Last Saturday I went Enoshima, one of the most popular oceanfront destinations in the Tokyo area. 32°C and sunny on the last day of May. Yeah!
Arriving at the beach, I stuffed my shoes in the backpack and shuffled through warm sand. Ahhh… cool water on ankles, calves. Lots of playful folks at water’s edge. A few deep sighs later, I was really there. The ocean has such a powerful calming effect.
Later I went up the traditional shopping street filled with animated people and omiyage (souvenir) shops. Felt really good to walk in bare feet. I ascended more stone steps, passing temples and dense trees, until I reached a viewpoint looking out over the ocean. High above the cliffs, tobi (falcon) soared on the thermals, searching for prey.

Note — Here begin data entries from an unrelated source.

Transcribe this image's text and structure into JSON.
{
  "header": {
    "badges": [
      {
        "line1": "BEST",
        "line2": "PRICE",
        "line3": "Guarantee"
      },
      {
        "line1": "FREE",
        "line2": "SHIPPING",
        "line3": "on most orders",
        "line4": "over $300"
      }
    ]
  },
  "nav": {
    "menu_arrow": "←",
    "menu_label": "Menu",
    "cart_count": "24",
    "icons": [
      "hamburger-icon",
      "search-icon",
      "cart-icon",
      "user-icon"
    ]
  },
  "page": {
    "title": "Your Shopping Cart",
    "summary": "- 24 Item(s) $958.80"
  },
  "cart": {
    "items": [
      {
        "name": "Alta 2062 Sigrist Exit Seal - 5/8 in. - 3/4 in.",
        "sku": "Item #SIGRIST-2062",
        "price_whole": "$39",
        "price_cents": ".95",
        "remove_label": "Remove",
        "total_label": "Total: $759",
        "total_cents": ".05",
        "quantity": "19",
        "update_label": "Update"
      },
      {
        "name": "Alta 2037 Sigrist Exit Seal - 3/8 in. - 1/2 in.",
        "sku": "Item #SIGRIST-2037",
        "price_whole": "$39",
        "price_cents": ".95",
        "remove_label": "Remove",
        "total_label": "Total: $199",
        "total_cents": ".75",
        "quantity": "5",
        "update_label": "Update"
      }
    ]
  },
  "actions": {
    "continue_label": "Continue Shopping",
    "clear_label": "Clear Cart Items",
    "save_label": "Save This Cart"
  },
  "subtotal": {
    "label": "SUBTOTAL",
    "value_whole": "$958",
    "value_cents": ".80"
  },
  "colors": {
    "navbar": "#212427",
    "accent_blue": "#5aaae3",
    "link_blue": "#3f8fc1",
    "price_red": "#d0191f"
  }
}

Next I was on my way down the steep steps on the far side of the island. Finally got to the rocky plateau along the coastal edge of the island. Still barefoot and slowly stepping over the sharper rocky formations, past people gazing into the tide pools, careful of feet on barnacles. Finally, standing at water’s edge, feet firmly on the rock, facing the majestic Pacific. At the same time, I could see dozens of people capturing images with their cameras, phones, and iPads. Just as I was thinking, “Don’t take a photo, it’ll last longer,” a wave crashed on the rocks and splashed my face and chest. I laughed and wiped seawater from my eyes, tasted salt on my lips. “Ha Ha! The sea says ‘wake up!'”
I continued my walk along the path, below the cliffs. Then rounding another corner, I came across something that stopped me in my tracks—a white, bloated carcass in the water. I saw it was a dead sea turtle, unmistakable from the flippers and bird-like beak. And pretty sizeable—about 50-60cm across the chest, 110-120cm from snout to tail. It was floating belly-up in a semi-enclosed tidal pool, moving slowly as seawater rushed in and out of the mini-cove. A shocking sight, but I approached—this was a very rare chance to get a close look at such an animal.
With some trepidation I got down on the rocks right beside, fascinated with the form yet repulsed by a dead thing; a part of me feared the stench. The huge, bloated neck still had some flexibility in it, so when the carcass bumped against the rocks, the head moved up or down. The eyeballs were already sunken into the skull, and a delicate fan of intestinal tissue billowed in the currents under the water (the belly and chest were completely intact, so this must have come out from the tail area).
In Tibetan Buddhism, there are many practices for facing one’s own mortality. One of these is meditation, in which we can let go of our sensory/mental activity and rest in the formless, empty space that may await us after death. Another traditional practice was for the monks to visit charnel grounds and meditate while sitting next to (or even on) a decomposing human body. They would experience death with the senses, see all the thoughts and emotions that arose in themselves, and explore the reality of impermanence. “That is me. I am that. And this is all there is.”
My practice here was a beginner’s version of same.
I crouched for several minutes observing many details of the physical object in front of me. The water lapped gently on the rocks at my feet. A young couple came out to get a closer look. But they stood at a respectable distance.
Then it struck me: I knew I had to touch the dead turtle.
I asked the couple if they wanted to join me in doing so. “This is a chance of a lifetime!” I smiled. “No, no!” came the nervous laughter and shaking of heads.
I turned back to the bloated carcass. This is it. I started to move my hand in closer, but hesitated…why am I so scared to touch this thing? Was I afraid that it would suddenly jump to life and bite me? Guess I watched too many horror movies as a kid.
Finally, as the carcass floated closer to me, I reached out and placed my fingers on the broad, white chest. It was a bit slippery, like you would imagine a healthy dolphin skin would be. Where was this turtle hatched? How did it die? And how long will it take to completely decompose? I imagined birds and crabs feasting on the carrion, and the turtle gradually returning to the sea from whence it had come.
I refrained from taking “selfies” with the carcass so I could really see it. But 10 minutes later, I took one shot of the young couple with the object in the background.
Working with Disgust, Part Two
Later that night, arriving at my home station, I saw passengers skirting a wide path around a pool of chunky vomit on the platform. I kept looking at the splatter as I walked by; beyond my initial disgust there was something that held my attention.
I knew I had to do it…
A little self-consciously (because this isn’t about shocking others, but about questioning and breaking my own conditioning), I reached down and touched the liquid. There. That was easy compared to touching a dead animal.
(Note: this was evidently alcohol-spew from a weekend drinking party, so I wasn’t concerned with viral infection. But I did wash my hands thoroughly ASAP…)
© 2014 Patrick D. Mitchell